Source data:

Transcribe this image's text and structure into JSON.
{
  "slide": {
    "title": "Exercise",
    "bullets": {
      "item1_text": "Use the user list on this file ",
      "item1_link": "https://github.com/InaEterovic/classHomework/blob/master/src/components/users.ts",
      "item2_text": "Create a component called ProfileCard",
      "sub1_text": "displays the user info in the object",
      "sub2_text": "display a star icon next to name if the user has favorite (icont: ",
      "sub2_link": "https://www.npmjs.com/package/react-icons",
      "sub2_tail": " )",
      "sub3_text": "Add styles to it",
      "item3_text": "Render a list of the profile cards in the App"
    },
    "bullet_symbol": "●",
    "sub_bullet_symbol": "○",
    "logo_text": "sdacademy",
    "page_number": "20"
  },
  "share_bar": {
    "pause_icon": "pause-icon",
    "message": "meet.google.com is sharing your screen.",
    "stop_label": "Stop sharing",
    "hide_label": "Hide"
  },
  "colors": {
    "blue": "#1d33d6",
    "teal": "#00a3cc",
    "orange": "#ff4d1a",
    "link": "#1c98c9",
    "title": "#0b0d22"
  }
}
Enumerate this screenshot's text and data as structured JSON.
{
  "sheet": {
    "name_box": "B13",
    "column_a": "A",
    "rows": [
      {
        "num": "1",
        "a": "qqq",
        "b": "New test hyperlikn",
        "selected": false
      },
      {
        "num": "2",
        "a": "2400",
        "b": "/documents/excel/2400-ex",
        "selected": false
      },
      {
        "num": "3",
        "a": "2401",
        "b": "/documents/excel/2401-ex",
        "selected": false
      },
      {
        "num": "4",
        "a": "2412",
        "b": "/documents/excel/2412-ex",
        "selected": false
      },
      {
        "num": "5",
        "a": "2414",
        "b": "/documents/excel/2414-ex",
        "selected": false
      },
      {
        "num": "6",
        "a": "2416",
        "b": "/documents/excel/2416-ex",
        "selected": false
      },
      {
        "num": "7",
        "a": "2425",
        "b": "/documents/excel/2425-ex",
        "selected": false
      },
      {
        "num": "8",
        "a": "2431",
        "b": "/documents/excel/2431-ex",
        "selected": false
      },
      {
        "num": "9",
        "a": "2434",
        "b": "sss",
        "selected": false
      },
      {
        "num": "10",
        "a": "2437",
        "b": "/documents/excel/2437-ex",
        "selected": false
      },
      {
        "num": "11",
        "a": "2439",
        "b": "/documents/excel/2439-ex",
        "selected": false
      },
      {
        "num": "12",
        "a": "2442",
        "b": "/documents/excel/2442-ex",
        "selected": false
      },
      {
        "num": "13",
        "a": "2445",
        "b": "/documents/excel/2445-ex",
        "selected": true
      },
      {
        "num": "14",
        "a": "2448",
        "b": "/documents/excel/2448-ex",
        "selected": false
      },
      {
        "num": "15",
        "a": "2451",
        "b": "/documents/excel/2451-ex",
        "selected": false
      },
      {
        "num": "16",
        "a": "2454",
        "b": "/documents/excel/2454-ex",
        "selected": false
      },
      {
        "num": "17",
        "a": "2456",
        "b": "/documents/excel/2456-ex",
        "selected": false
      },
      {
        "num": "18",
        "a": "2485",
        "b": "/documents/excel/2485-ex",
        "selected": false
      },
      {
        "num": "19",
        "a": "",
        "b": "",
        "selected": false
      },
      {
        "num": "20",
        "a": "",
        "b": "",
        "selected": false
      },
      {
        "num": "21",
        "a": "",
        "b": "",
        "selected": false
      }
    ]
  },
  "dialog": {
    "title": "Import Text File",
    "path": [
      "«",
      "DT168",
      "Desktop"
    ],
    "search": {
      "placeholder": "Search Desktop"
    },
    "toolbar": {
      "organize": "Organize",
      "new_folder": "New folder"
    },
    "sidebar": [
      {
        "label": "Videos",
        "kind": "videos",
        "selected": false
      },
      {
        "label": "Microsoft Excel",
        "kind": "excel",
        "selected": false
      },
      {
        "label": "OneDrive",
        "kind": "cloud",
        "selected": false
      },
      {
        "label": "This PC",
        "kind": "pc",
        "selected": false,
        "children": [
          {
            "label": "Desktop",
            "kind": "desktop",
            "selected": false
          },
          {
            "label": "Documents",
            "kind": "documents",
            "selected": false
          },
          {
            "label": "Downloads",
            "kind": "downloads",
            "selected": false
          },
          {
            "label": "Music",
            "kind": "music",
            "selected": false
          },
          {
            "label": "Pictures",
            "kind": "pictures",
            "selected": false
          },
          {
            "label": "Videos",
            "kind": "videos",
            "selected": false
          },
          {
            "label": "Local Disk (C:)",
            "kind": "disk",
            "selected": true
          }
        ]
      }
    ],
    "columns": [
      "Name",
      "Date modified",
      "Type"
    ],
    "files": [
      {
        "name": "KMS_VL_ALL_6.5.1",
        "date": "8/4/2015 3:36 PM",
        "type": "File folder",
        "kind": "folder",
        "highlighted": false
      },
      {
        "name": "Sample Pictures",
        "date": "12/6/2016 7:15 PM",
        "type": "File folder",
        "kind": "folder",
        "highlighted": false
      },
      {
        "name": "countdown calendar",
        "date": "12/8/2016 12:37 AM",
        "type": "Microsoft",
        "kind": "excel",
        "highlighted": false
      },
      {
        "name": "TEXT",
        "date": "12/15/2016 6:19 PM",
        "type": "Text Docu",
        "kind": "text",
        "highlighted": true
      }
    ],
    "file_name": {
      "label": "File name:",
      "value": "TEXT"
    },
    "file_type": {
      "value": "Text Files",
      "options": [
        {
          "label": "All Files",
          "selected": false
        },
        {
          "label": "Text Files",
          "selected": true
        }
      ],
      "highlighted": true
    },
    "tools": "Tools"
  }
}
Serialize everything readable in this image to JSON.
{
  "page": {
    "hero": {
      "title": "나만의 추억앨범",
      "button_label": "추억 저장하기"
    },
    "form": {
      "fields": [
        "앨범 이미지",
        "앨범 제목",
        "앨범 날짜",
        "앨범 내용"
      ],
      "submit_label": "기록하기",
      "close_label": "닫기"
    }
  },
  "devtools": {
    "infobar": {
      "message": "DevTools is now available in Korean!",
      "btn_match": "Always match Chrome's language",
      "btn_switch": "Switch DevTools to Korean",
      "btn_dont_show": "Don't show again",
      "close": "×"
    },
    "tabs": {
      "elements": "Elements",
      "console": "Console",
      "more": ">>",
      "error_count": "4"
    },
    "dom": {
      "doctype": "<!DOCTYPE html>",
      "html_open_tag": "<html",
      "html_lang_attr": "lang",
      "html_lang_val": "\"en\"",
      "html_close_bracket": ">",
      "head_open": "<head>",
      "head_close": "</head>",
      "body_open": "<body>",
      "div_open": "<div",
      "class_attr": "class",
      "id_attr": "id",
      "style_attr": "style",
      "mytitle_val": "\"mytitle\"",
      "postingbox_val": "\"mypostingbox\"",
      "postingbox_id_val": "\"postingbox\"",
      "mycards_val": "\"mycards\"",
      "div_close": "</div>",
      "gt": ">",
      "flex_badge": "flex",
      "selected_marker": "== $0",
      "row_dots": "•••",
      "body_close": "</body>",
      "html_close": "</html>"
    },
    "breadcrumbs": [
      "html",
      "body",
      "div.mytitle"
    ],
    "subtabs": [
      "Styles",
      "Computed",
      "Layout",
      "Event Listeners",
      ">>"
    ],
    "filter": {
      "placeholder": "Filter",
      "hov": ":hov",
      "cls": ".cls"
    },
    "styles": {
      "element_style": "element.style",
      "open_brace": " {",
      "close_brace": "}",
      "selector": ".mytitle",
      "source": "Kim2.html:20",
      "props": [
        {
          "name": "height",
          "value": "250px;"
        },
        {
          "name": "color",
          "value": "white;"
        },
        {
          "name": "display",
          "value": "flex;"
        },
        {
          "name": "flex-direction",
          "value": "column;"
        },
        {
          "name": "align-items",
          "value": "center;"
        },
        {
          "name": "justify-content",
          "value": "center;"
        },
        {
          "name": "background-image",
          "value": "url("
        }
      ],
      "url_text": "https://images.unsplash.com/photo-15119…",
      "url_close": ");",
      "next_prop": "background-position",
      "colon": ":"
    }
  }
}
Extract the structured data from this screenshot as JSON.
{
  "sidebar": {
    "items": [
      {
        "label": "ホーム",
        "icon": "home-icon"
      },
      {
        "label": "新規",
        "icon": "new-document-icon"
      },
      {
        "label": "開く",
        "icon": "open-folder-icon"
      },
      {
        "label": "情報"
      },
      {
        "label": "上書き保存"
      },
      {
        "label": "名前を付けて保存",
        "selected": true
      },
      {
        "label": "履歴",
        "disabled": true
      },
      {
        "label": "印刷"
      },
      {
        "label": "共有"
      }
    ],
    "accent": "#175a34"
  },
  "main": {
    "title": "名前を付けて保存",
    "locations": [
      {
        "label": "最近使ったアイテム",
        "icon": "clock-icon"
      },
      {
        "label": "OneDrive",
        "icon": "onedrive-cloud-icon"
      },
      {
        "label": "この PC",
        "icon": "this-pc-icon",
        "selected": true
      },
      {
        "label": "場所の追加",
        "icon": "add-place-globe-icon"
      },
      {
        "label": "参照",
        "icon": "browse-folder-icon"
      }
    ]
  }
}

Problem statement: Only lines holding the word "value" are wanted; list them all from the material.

Result for this exercise:
      "value": "TEXT"
      "value": "Text Files",
          "value": "250px;"
          "value": "white;"
          "value": "flex;"
          "value": "column;"
          "value": "center;"
          "value": "center;"
          "value": "url("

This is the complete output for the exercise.